# What does double vertical-line means in linear algebra?

I have a formula, which I have no idea how to solve, because I don't know that double vertical-line sign: $\|{\rm Ax} \|$?

$${\rm x} \ne 0 \in \Bbb R^n, \quad 0 < m \le \frac {\| {\rm Ax} \|} {\| {\rm x} \|} \le M, \quad cond(A) \le \frac M m .$$

What does it mean? How should I solve this?

• vector norm. en.wikipedia.org/wiki/Norm_%28mathematics%29 How should I solve this What are solving for? what is the known and what is the unknown? – Nasser Nov 29 '13 at 23:22
• @StefanSmith I don't think it "almost certainly refers to the Euclidean norm". Actually any vector norm will do. – user1551 Nov 30 '13 at 0:27
• @user1551 : I removed my comment, but if someone writes $\|\mathbf{x}\|$, when $\mathbf{x}\in \mathbb{R}^n$, and they don't provide any additional context, then unless they are being deliberately uncooperative, they are using the Euclidean norm. Unfortunately, the OP did not give us enough info to be 100% sure what norm is being used here. (I will take your word for it that any norm works here and file it under "interesting facts to be investigated later"). – Stefan Smith Nov 30 '13 at 1:10

Double bars (or sometimes even single bars) tend to denote a norm in Mathematics. Most likely, the double bars here are denoting the Euclidean norm. This is just the length of the vector.
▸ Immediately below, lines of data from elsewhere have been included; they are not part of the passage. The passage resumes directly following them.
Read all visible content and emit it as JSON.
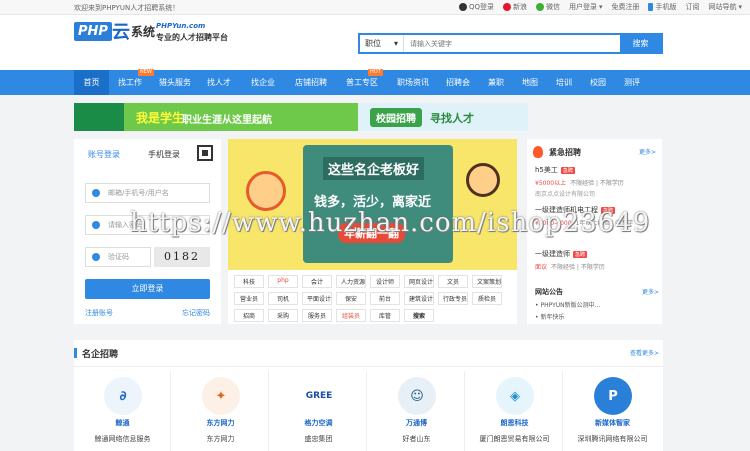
{
  "topbar": {
    "welcome": "欢迎来到PHPYUN人才招聘系统！",
    "links": [
      "QQ登录",
      "新浪",
      "微信",
      "用户登录",
      "免费注册",
      "手机版",
      "订阅",
      "网站导航"
    ]
  },
  "logo": {
    "php": "PHP",
    "yun": "云",
    "sys": "系统",
    "url": "PHPYun.com",
    "slogan": "专业的人才招聘平台"
  },
  "search": {
    "type": "职位",
    "placeholder": "请输入关键字",
    "button": "搜索"
  },
  "nav": {
    "items": [
      "首页",
      "找工作",
      "猎头服务",
      "找人才",
      "找企业",
      "店铺招聘",
      "普工专区",
      "职场资讯",
      "招聘会",
      "兼职",
      "地图",
      "培训",
      "校园",
      "测评"
    ],
    "tag_new": "NEW",
    "tag_hot": "HOT"
  },
  "banner": {
    "left": "我是学生",
    "mid": "职业生涯从这里起航",
    "campus": "校园招聘",
    "find": "寻找人才"
  },
  "login": {
    "tab_account": "账号登录",
    "tab_phone": "手机登录",
    "user_placeholder": "邮箱/手机号/用户名",
    "pwd_placeholder": "请输入密码",
    "code_placeholder": "验证码",
    "captcha": "0182",
    "submit": "立即登录",
    "register": "注册账号",
    "forgot": "忘记密码"
  },
  "poster": {
    "title": "这些名企老板好",
    "sub": "钱多，活少，离家近",
    "btn": "年薪翻一翻"
  },
  "tags": [
    "科技",
    "php",
    "会计",
    "人力资源",
    "设计师",
    "网页设计",
    "文员",
    "文案策划",
    "营业员",
    "司机",
    "平面设计",
    "保安",
    "前台",
    "建筑设计",
    "行政专员",
    "质检员",
    "招商",
    "采购",
    "服务员",
    "组装员",
    "库管",
    "搜索"
  ],
  "urgent": {
    "title": "紧急招聘",
    "more": "更多>",
    "jobs": [
      {
        "name": "h5美工",
        "hot": "急聘",
        "salary": "¥5000以上",
        "req": "不限经验 | 不限学历",
        "company": "南京点点设计有限公司"
      },
      {
        "name": "一级建造师机电工程",
        "hot": "急聘",
        "salary": "¥3000-4000",
        "req": "1年以上经验 | 中专学",
        "company": ""
      },
      {
        "name": "一级建造师",
        "hot": "急聘",
        "salary": "面议",
        "req": "不限经验 | 不限学历",
        "company": ""
      }
    ]
  },
  "notice": {
    "title": "网站公告",
    "more": "更多>",
    "items": [
      "PHPYUN新版公测中...",
      "新年快乐"
    ]
  },
  "famous": {
    "title": "名企招聘",
    "more": "查看更多>",
    "companies": [
      {
        "logo": "鲸通",
        "name": "鲸通网络信息服务",
        "color": "#333"
      },
      {
        "logo": "东方网力",
        "name": "东方网力",
        "color": "#333"
      },
      {
        "logo": "格力空调",
        "name": "盛忠集团",
        "color": "#1a4ea8"
      },
      {
        "logo": "万通博",
        "name": "好者山东",
        "color": "#333"
      },
      {
        "logo": "朗恩科技",
        "name": "厦门朗恩贸易有限公司",
        "color": "#1a8fd0"
      },
      {
        "logo": "新媒体智家",
        "name": "深圳腾讯网络有限公司",
        "color": "#2a7fd8"
      }
    ]
  },
  "watermark": "https://www.huzhan.com/ishop23649"
}
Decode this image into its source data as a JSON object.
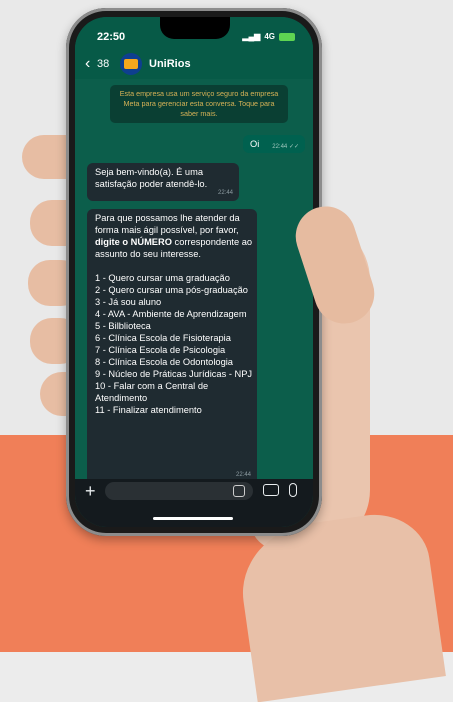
{
  "statusbar": {
    "time": "22:50",
    "network": "4G"
  },
  "header": {
    "back_count": "38",
    "contact_name": "UniRios"
  },
  "chat": {
    "system_notice": "Esta empresa usa um serviço seguro da empresa Meta para gerenciar esta conversa. Toque para saber mais.",
    "messages": [
      {
        "direction": "out",
        "text": "Oi",
        "time": "22:44"
      },
      {
        "direction": "in",
        "text": "Seja bem-vindo(a). É uma satisfação poder atendê-lo.",
        "time": "22:44"
      },
      {
        "direction": "in",
        "intro_pre": "Para que possamos lhe atender da forma mais ágil possível, por favor, ",
        "intro_bold": "digite o NÚMERO",
        "intro_post": " correspondente ao assunto do seu interesse.",
        "options": [
          "1 - Quero cursar uma graduação",
          "2 - Quero cursar uma pós-graduação",
          "3 - Já sou aluno",
          "4 - AVA - Ambiente de Aprendizagem",
          "5 - Bilblioteca",
          "6 - Clínica Escola de Fisioterapia",
          "7 - Clínica Escola de Psicologia",
          "8 - Clínica Escola de Odontologia",
          "9 - Núcleo de Práticas Jurídicas - NPJ",
          "10 - Falar com a Central de Atendimento",
          "11 - Finalizar atendimento"
        ],
        "time": "22:44"
      }
    ]
  },
  "colors": {
    "header_bg": "#075a47",
    "chat_bg": "#0c5e4b",
    "incoming_bubble": "#1f2b31",
    "outgoing_bubble": "#00614f",
    "page_orange": "#f07f58"
  }
}
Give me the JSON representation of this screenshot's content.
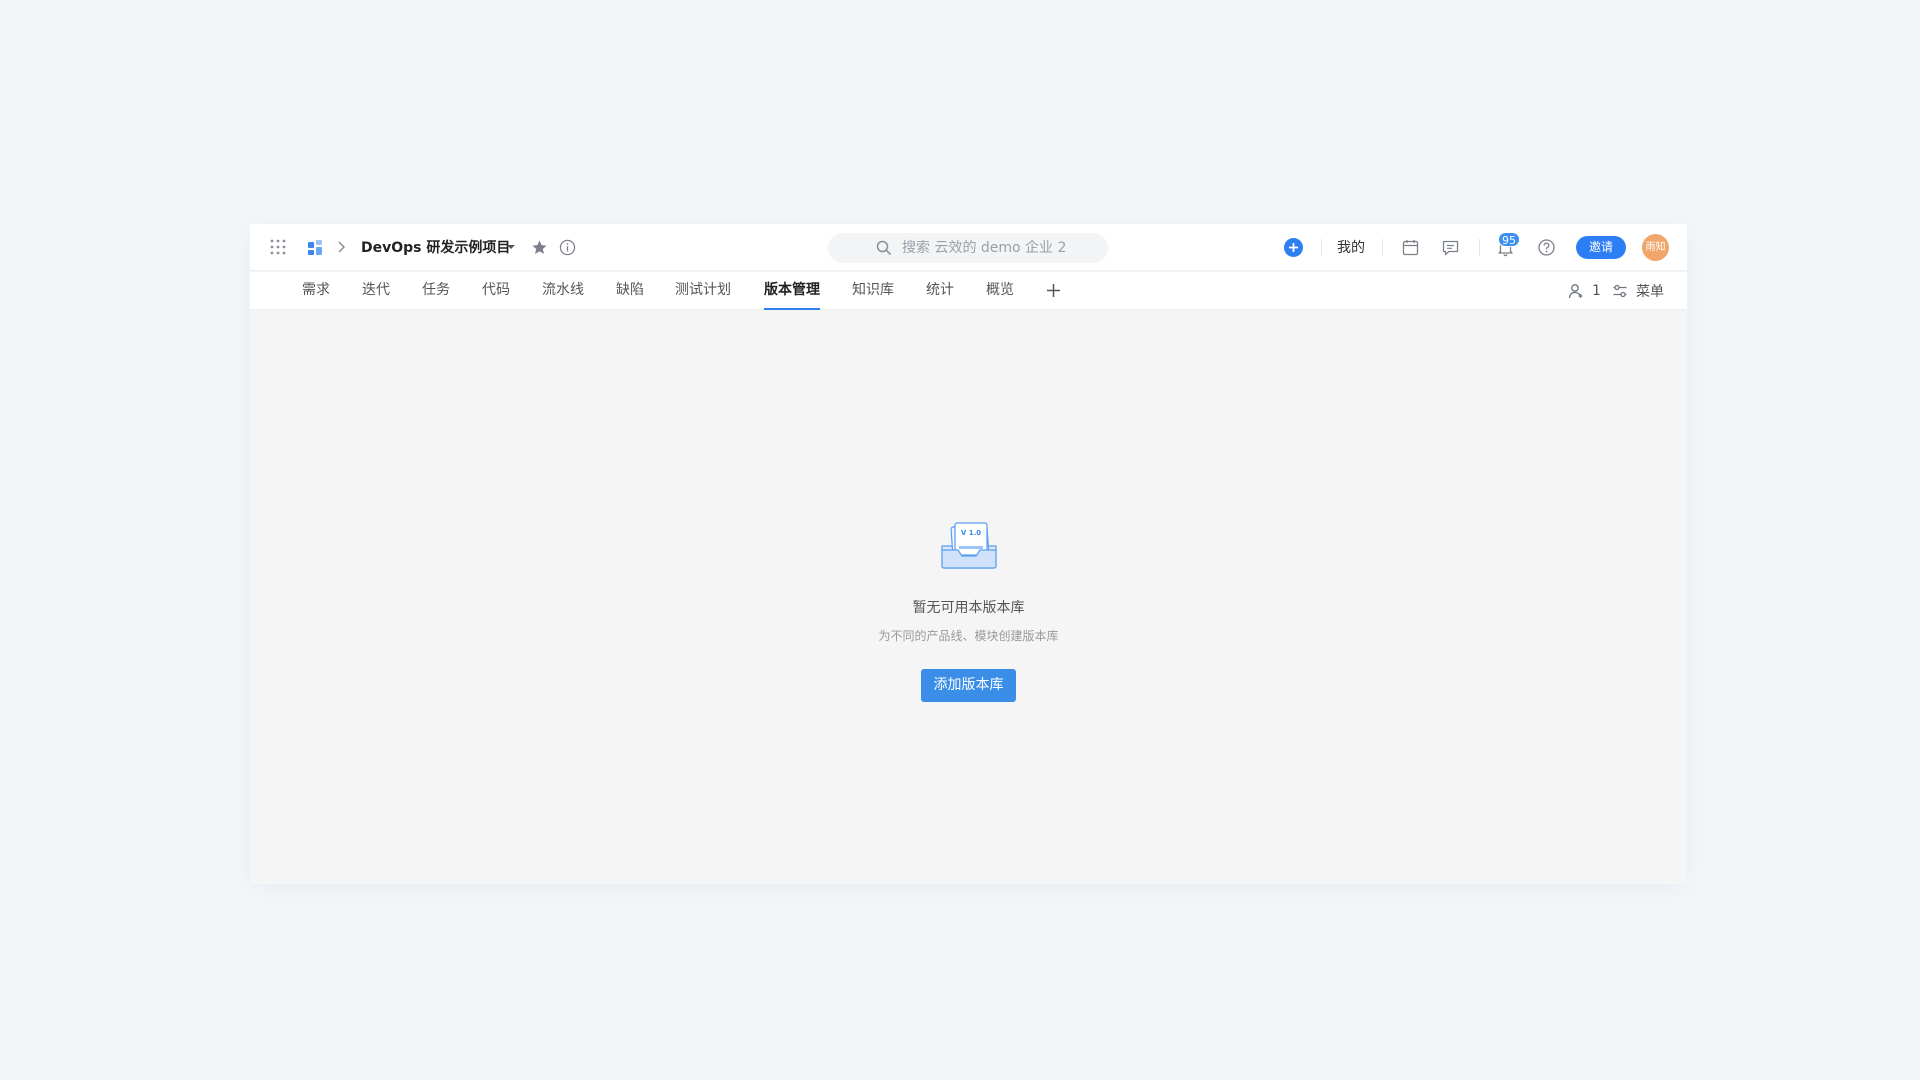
{
  "header": {
    "project_name": "DevOps 研发示例项目",
    "search_placeholder": "搜索 云效的 demo 企业 2",
    "mine_label": "我的",
    "notification_count": "95",
    "invite_label": "邀请",
    "avatar_text": "雨知"
  },
  "tabs": [
    {
      "label": "需求"
    },
    {
      "label": "迭代"
    },
    {
      "label": "任务"
    },
    {
      "label": "代码"
    },
    {
      "label": "流水线"
    },
    {
      "label": "缺陷"
    },
    {
      "label": "测试计划"
    },
    {
      "label": "版本管理",
      "active": true
    },
    {
      "label": "知识库"
    },
    {
      "label": "统计"
    },
    {
      "label": "概览"
    }
  ],
  "tabbar_right": {
    "members_count": "1",
    "menu_label": "菜单"
  },
  "empty_state": {
    "illustration_text": "V 1.0",
    "title": "暂无可用本版本库",
    "subtitle": "为不同的产品线、模块创建版本库",
    "button_label": "添加版本库"
  },
  "colors": {
    "accent": "#2f7ff0",
    "button": "#3a8ee8",
    "avatar": "#f0a56a",
    "page_bg": "#f2f6f9"
  }
}
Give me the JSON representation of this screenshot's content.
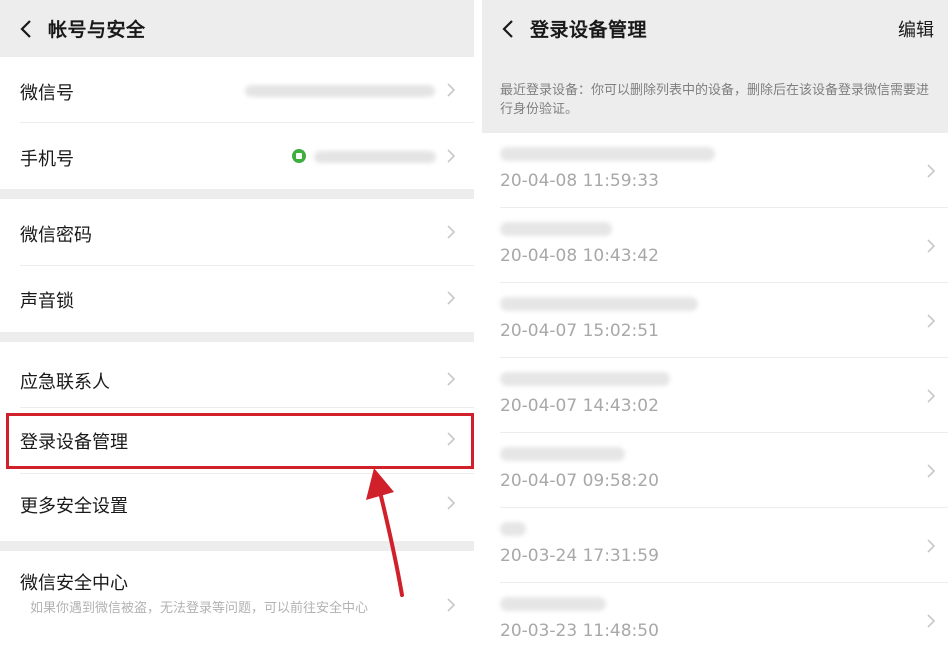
{
  "left": {
    "nav": {
      "title": "帐号与安全"
    },
    "rows": {
      "wechat_id": {
        "label": "微信号"
      },
      "phone": {
        "label": "手机号"
      },
      "password": {
        "label": "微信密码"
      },
      "voice_lock": {
        "label": "声音锁"
      },
      "emergency": {
        "label": "应急联系人"
      },
      "devices": {
        "label": "登录设备管理"
      },
      "more": {
        "label": "更多安全设置"
      },
      "center": {
        "label": "微信安全中心",
        "desc": "如果你遇到微信被盗，无法登录等问题，可以前往安全中心"
      }
    },
    "colors": {
      "highlight": "#d0212b",
      "lock": "#3fae3f"
    }
  },
  "right": {
    "nav": {
      "title": "登录设备管理",
      "edit_label": "编辑"
    },
    "notice": "最近登录设备：你可以删除列表中的设备，删除后在该设备登录微信需要进行身份验证。",
    "devices": [
      {
        "time": "20-04-08 11:59:33"
      },
      {
        "time": "20-04-08 10:43:42"
      },
      {
        "time": "20-04-07 15:02:51"
      },
      {
        "time": "20-04-07 14:43:02"
      },
      {
        "time": "20-04-07 09:58:20"
      },
      {
        "time": "20-03-24 17:31:59"
      },
      {
        "time": "20-03-23 11:48:50"
      }
    ]
  },
  "icons": [
    "back-chevron-icon",
    "chevron-right-icon",
    "lock-icon",
    "arrow-annotation"
  ]
}
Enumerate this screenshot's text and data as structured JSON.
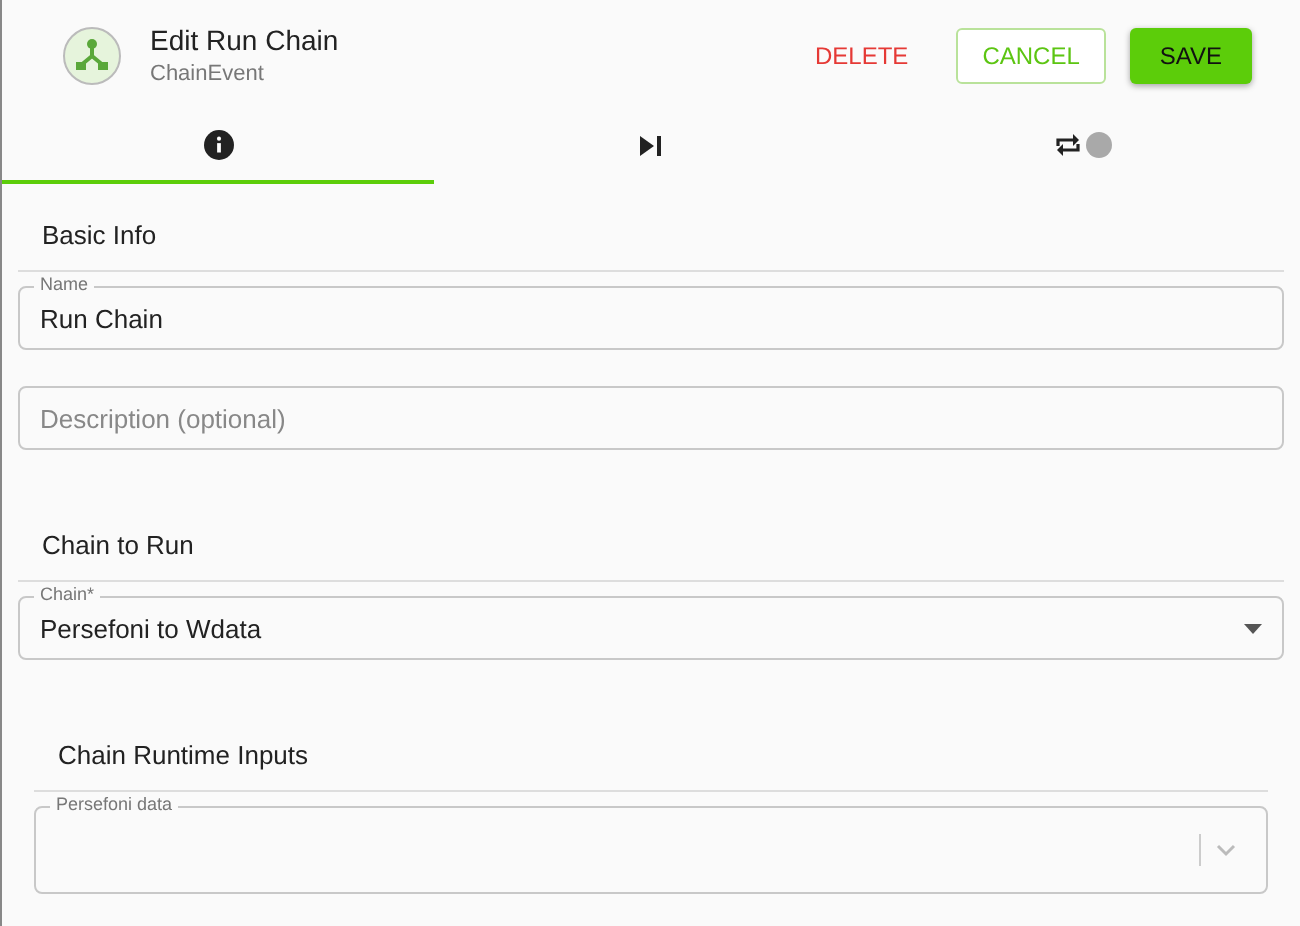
{
  "header": {
    "title": "Edit Run Chain",
    "subtitle": "ChainEvent",
    "buttons": [
      {
        "kind": "delete",
        "label": "DELETE"
      },
      {
        "kind": "cancel",
        "label": "CANCEL"
      },
      {
        "kind": "save",
        "label": "SAVE"
      }
    ]
  },
  "tabs": [
    {
      "kind": "info",
      "selected": true
    },
    {
      "kind": "next",
      "selected": false
    },
    {
      "kind": "repeat",
      "selected": false
    }
  ],
  "sections": [
    {
      "title": "Basic Info",
      "nested": false,
      "fields": [
        {
          "kind": "text",
          "label": "Name",
          "value": "Run Chain"
        },
        {
          "kind": "text",
          "placeholder": "Description (optional)"
        }
      ]
    },
    {
      "title": "Chain to Run",
      "nested": false,
      "fields": [
        {
          "kind": "select",
          "label": "Chain*",
          "value": "Persefoni to Wdata"
        }
      ]
    },
    {
      "title": "Chain Runtime Inputs",
      "nested": true,
      "fields": [
        {
          "kind": "combo",
          "label": "Persefoni data"
        }
      ]
    }
  ]
}
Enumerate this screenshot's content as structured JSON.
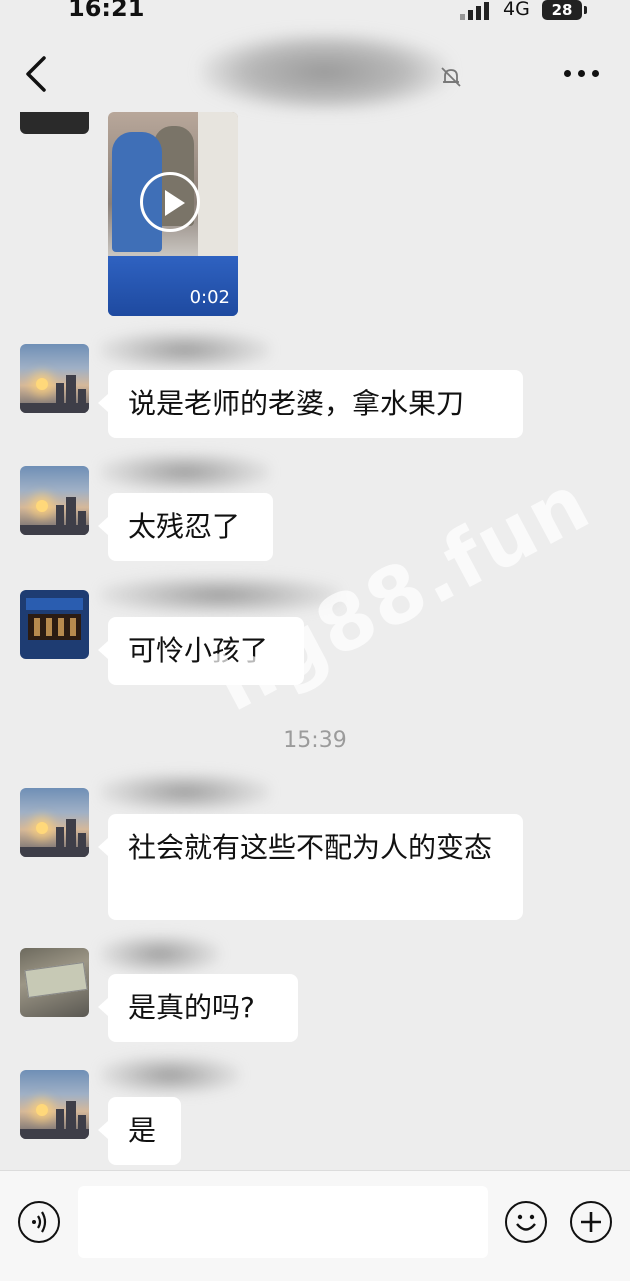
{
  "status_bar": {
    "time": "16:21",
    "network": "4G",
    "battery": "28"
  },
  "header": {
    "title": ""
  },
  "video": {
    "duration": "0:02"
  },
  "messages": [
    {
      "text": "说是老师的老婆，拿水果刀"
    },
    {
      "text": "太残忍了"
    },
    {
      "text": "可怜小孩了"
    },
    {
      "text": "社会就有这些不配为人的变态"
    },
    {
      "text": "是真的吗?"
    },
    {
      "text": "是"
    }
  ],
  "timestamp": "15:39",
  "watermark": "hg88.fun",
  "input": {
    "value": "",
    "placeholder": ""
  },
  "icons": [
    "back-icon",
    "mute-bell-icon",
    "more-icon",
    "play-icon",
    "voice-icon",
    "emoji-icon",
    "plus-icon"
  ]
}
So for example, the vector (I shall write it horizontally for compactness) $(1,2,3)$ has length $$\|(1,2,3) \|=\sqrt{1^2+2^2+3^2}=\sqrt{14}$$ and the vector $$\|(3,-1,2) \|=\sqrt{3^2+(-1)^2+2^2}=\sqrt{14}$$ Notice that $A\mathbf{x}$ is just a vector, so $\|A\mathbf{x}\|$ is just the length of the vector. $\|\mathbf{x}\|$ is just the length of $\mathbf{x}$. So here you are looking for scaling of $\mathbf{x}$ under transformation by $A$ to be between $m$ and $M$. (Look at $\frac{\|A\mathbf{x}\|}{\|\mathbf{x}\|}$ and think about what it means 'pictorially' to see what I am talking about).